How did an obscure little Illinois city end up lending its name to one of the most important railroads in US history? Access to the agricultural hinterland, its location on the Mississipp0i River, and...luck/happenstance. The Chicago, Rock Island, & Pacific’s predecessor railroad planned on terminating at LaSalle, in central Illinois, but someone made the bright call to connect it all the way to a growing boomtown on the lake–Chicago. The first Chicago & Rock Island (...the Pacific part would come later) trains rolled into Rock Island in 1854. Two years later the railroad was the first to bridge the Mississippi River (a collision between a steamboat and the bridge led to a famous court case argued by…Abraham Lincoln!).

1901 map of the Chicago, Rock Island & Pacific Railway from Poor's Manual of the Railroads of the United States, Wikimedia Commons

Incredibly influential in the westward expansion of rail and with agriculture its lifeblood, CRI&P track crisscrossed the Upper Midwest. However, the railroad never really diversified away from agriculture–so when agricultural traffic dwindled in the 1960s, the Rock Island Line had a big problem. Union Pacific proposed a merger in 1964, but the antitrust considerations were so large, and competing railroads so opposed, that it took the Interstate Commerce Commission 10 years to make a decision. In the meantime, the Rock Island cut costs, letting rolling stock and rail infrastructure deteriorate, waiting for the merger that never ended up closing. In the mid-1970s, no one left to merge with, left out of Amtrak, bedeviled by slow orders, and fighting with its labor unions, the railroad finally failed in 1979. Turns out the railroad was actually a decent business under all the debt and deferred maintenance–almost all the CRI&P’s major routes were picked up by competitors during the bankruptcy proceedings and are still in use. The liquidation of the railroad actually raised so much money that even after paying out all the creditors, the leftover company had enough capital to enter the...vacuum business? Renamed the Chicago Pacific Corporation, they bought Hoover.

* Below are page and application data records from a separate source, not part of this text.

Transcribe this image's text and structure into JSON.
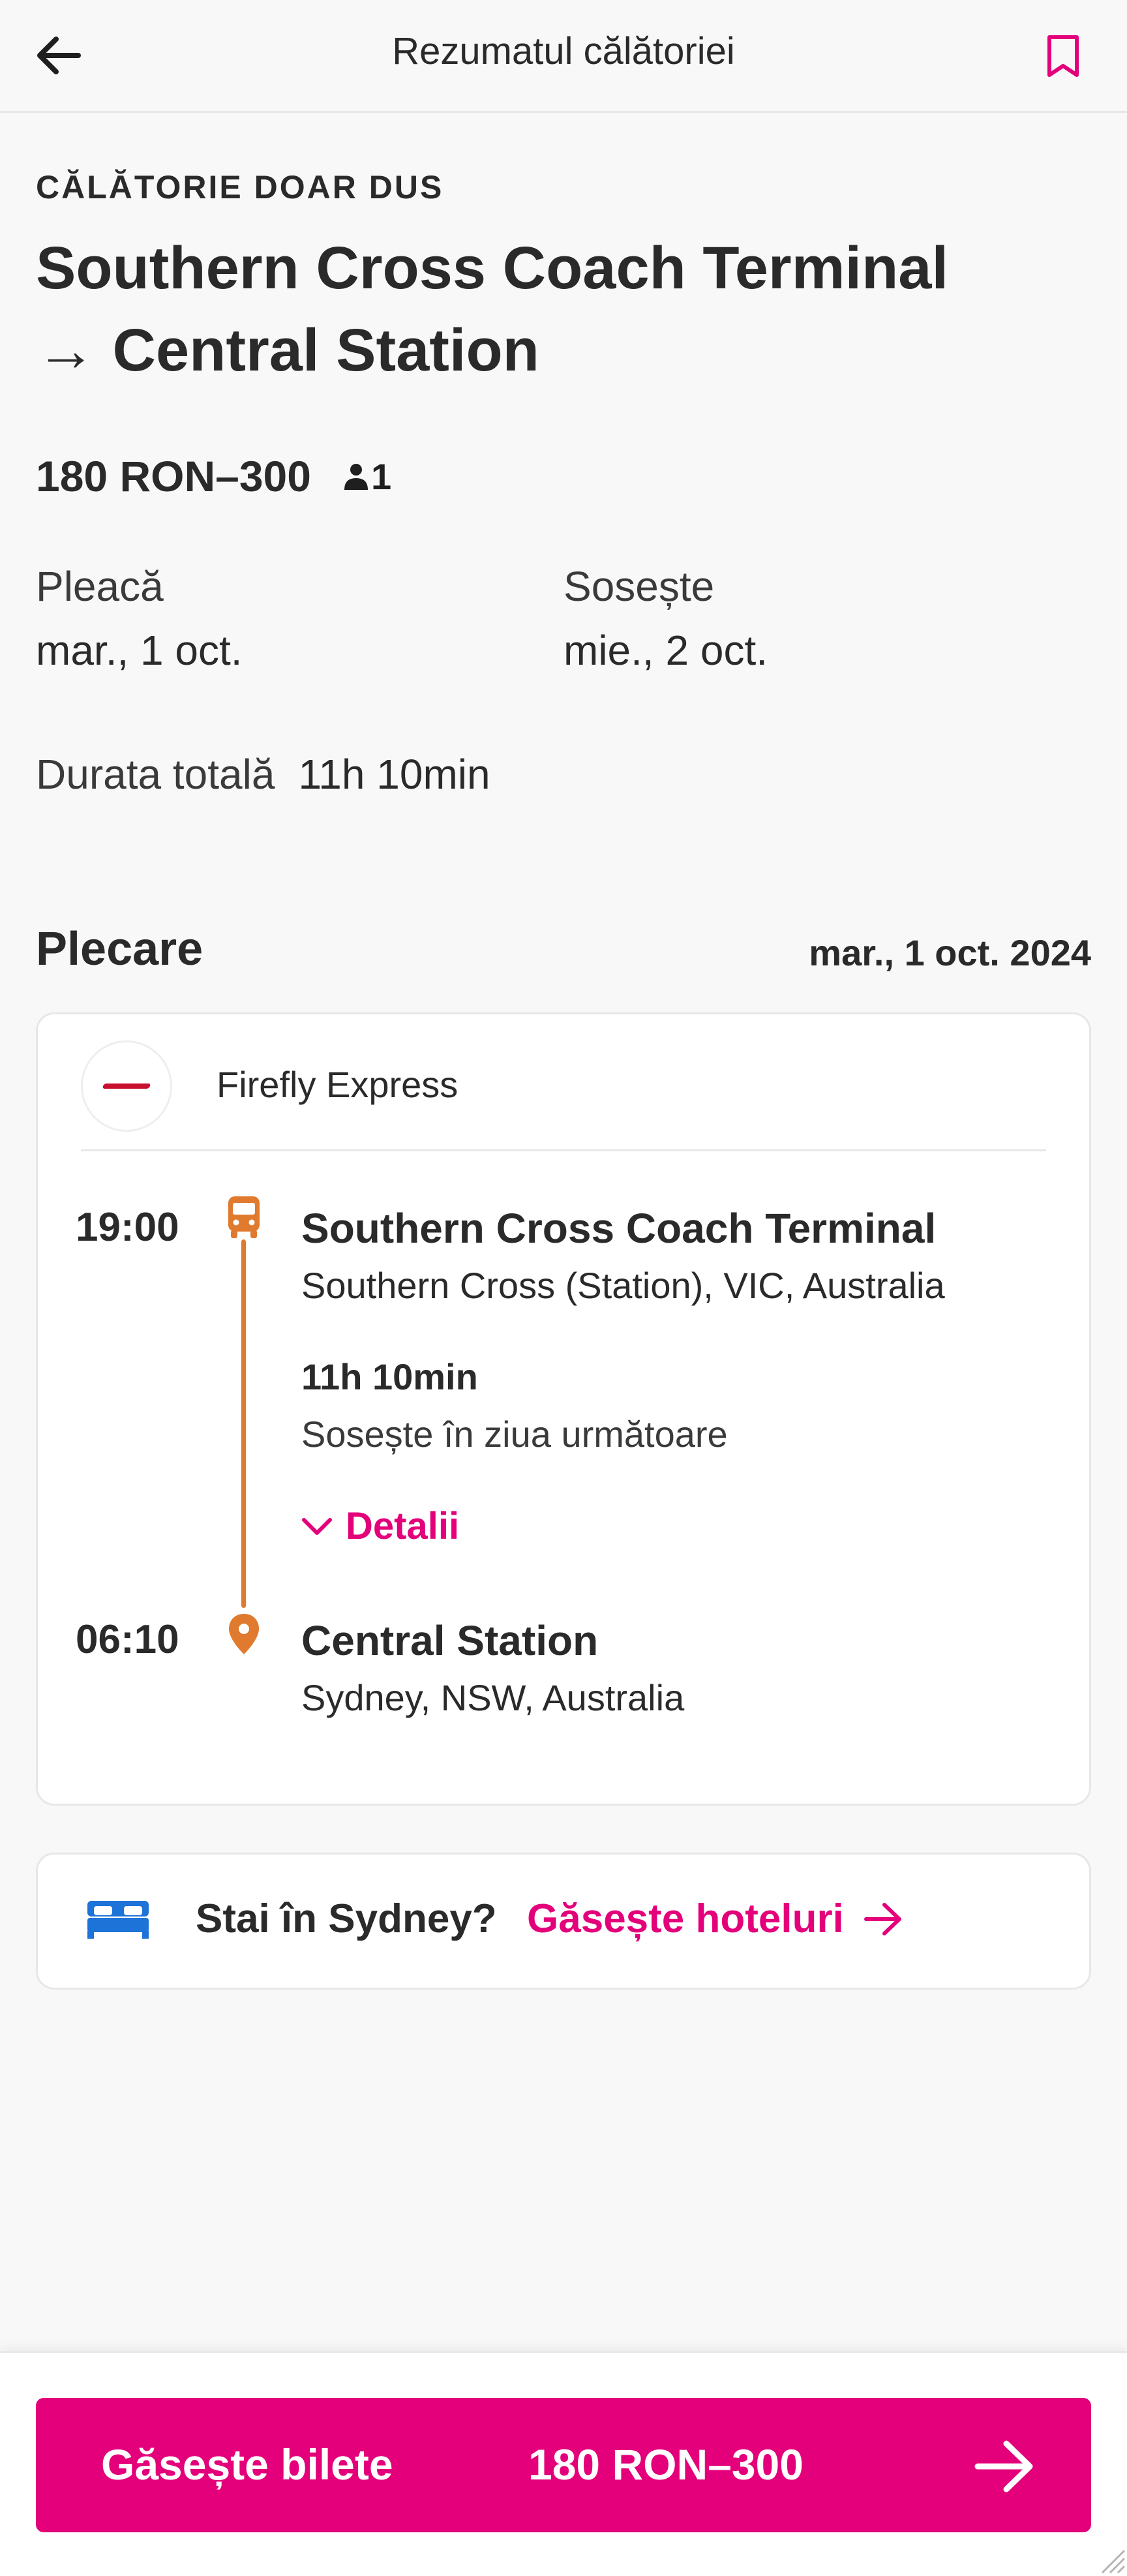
{
  "header": {
    "title": "Rezumatul călătoriei",
    "back_icon": "back-arrow-icon",
    "bookmark_icon": "bookmark-icon"
  },
  "summary": {
    "trip_type": "CĂLĂTORIE DOAR DUS",
    "route_line1": "Southern Cross Coach Terminal",
    "route_line2": "→ Central Station",
    "price": "180 RON–300",
    "passengers": "1",
    "depart_label": "Pleacă",
    "depart_date": "mar., 1 oct.",
    "arrive_label": "Sosește",
    "arrive_date": "mie., 2 oct.",
    "duration_label": "Durata totală",
    "duration_value": "11h 10min"
  },
  "departure_section": {
    "title": "Plecare",
    "date": "mar., 1 oct. 2024"
  },
  "segment": {
    "operator": "Firefly Express",
    "from": {
      "time": "19:00",
      "name": "Southern Cross Coach Terminal",
      "subtitle": "Southern Cross (Station), VIC, Australia"
    },
    "duration": "11h 10min",
    "duration_note": "Sosește în ziua următoare",
    "details_label": "Detalii",
    "to": {
      "time": "06:10",
      "name": "Central Station",
      "subtitle": "Sydney, NSW, Australia"
    }
  },
  "hotel_promo": {
    "question": "Stai în Sydney?",
    "link_label": "Găsește hoteluri"
  },
  "cta": {
    "label": "Găsește bilete",
    "price": "180 RON–300"
  },
  "colors": {
    "accent": "#e3007a",
    "timeline": "#e07a2e",
    "bed_icon": "#1e73d8",
    "operator_brand": "#c8102e"
  }
}
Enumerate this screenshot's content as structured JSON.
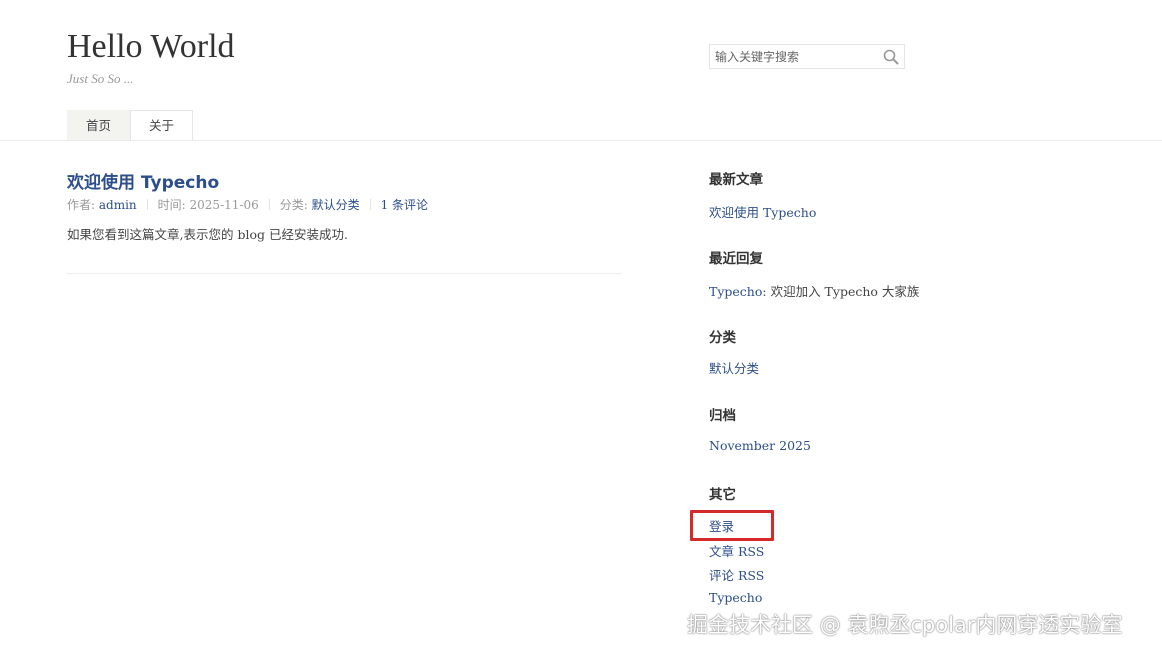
{
  "site": {
    "title": "Hello World",
    "description": "Just So So ..."
  },
  "search": {
    "placeholder": "输入关键字搜索",
    "icon": "search-icon"
  },
  "nav": {
    "items": [
      {
        "label": "首页",
        "current": true
      },
      {
        "label": "关于",
        "current": false
      }
    ]
  },
  "post": {
    "title": "欢迎使用 Typecho",
    "meta": {
      "author_label": "作者:",
      "author": "admin",
      "time_label": "时间:",
      "time": "2025-11-06",
      "category_label": "分类:",
      "category": "默认分类",
      "comments": "1 条评论"
    },
    "content": "如果您看到这篇文章,表示您的 blog 已经安装成功."
  },
  "sidebar": {
    "recent_posts": {
      "title": "最新文章",
      "items": [
        "欢迎使用 Typecho"
      ]
    },
    "recent_comments": {
      "title": "最近回复",
      "items": [
        {
          "author": "Typecho",
          "text": ": 欢迎加入 Typecho 大家族"
        }
      ]
    },
    "categories": {
      "title": "分类",
      "items": [
        "默认分类"
      ]
    },
    "archives": {
      "title": "归档",
      "items": [
        "November 2025"
      ]
    },
    "other": {
      "title": "其它",
      "items": [
        "登录",
        "文章 RSS",
        "评论 RSS",
        "Typecho"
      ]
    }
  },
  "highlight": {
    "color": "#d42a2a"
  },
  "colors": {
    "link": "#2c4e8a",
    "text": "#444444"
  },
  "watermark": "掘金技术社区 @ 袁煦丞cpolar内网穿透实验室"
}
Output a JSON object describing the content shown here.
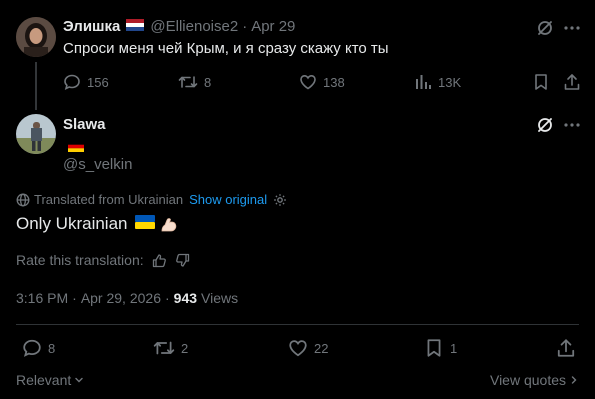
{
  "parent": {
    "display_name": "Элишка",
    "handle": "@Ellienoise2",
    "separator": "·",
    "date": "Apr 29",
    "text": "Спроси меня чей Крым, и я сразу скажу кто ты",
    "replies": "156",
    "reposts": "8",
    "likes": "138",
    "views": "13K"
  },
  "reply": {
    "display_name": "Slawa",
    "handle": "@s_velkin",
    "translated_from": "Translated from Ukrainian",
    "show_original": "Show original",
    "text": "Only Ukrainian",
    "rate_translation": "Rate this translation:",
    "time": "3:16 PM",
    "dot1": "·",
    "date": "Apr 29, 2026",
    "dot2": "·",
    "views_count": "943",
    "views_label": "Views",
    "replies": "8",
    "reposts": "2",
    "likes": "22",
    "bookmarks": "1"
  },
  "footer": {
    "sort_label": "Relevant",
    "view_quotes": "View quotes"
  },
  "colors": {
    "background": "#000000",
    "text": "#e7e9ea",
    "muted": "#71767b",
    "link": "#1d9bf0",
    "divider": "#2f3336"
  },
  "icons": [
    "reply-icon",
    "repost-icon",
    "like-icon",
    "views-icon",
    "bookmark-icon",
    "share-icon",
    "grok-icon",
    "more-icon",
    "globe-icon",
    "gear-icon",
    "thumbs-up-icon",
    "thumbs-down-icon",
    "chevron-down-icon",
    "chevron-right-icon",
    "netherlands-flag",
    "germany-flag",
    "ukraine-flag",
    "flexed-biceps-emoji"
  ]
}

The trackage and buildings here, in Rock Island itself, were bought by the Iowa Interstate Railroad, a startup railroad which resurrected the CRI&P’s Chicago - Omaha main line. The Greater Quad City Railway Historical Society tried to open a railroad museum in the old passenger depot here in 1986, but couldn’t swing the financing. The depot and the express building stood vacant and crumbling for years until the city of Rock Island jumped in, purchasing the buildings for $8,400 in 1994. With funding from the federal government thanks to the Intermodal Surface Transportation Efficiency Act, Gere-Dismer (now part of Studio483) working as the restoration architects, and presumably some tax credits from its NRHP listing in 1982, stabilization and restoration began.

After restoring the exterior, the city handed the building over to the Lemon Family, who restored and ran a hotel in Bettendorf. The Lemons completed the interior renovations, opening Abbey Station as a banquet hall in 1997. For more than 26 years now Abbey Station has been the last tangible bit of Chicago, Rock Island, & Pacific Railroad legacy in Rock Island itself–and it hosts weddings, too.

Production Files

Further reading:

1915 elopement at the station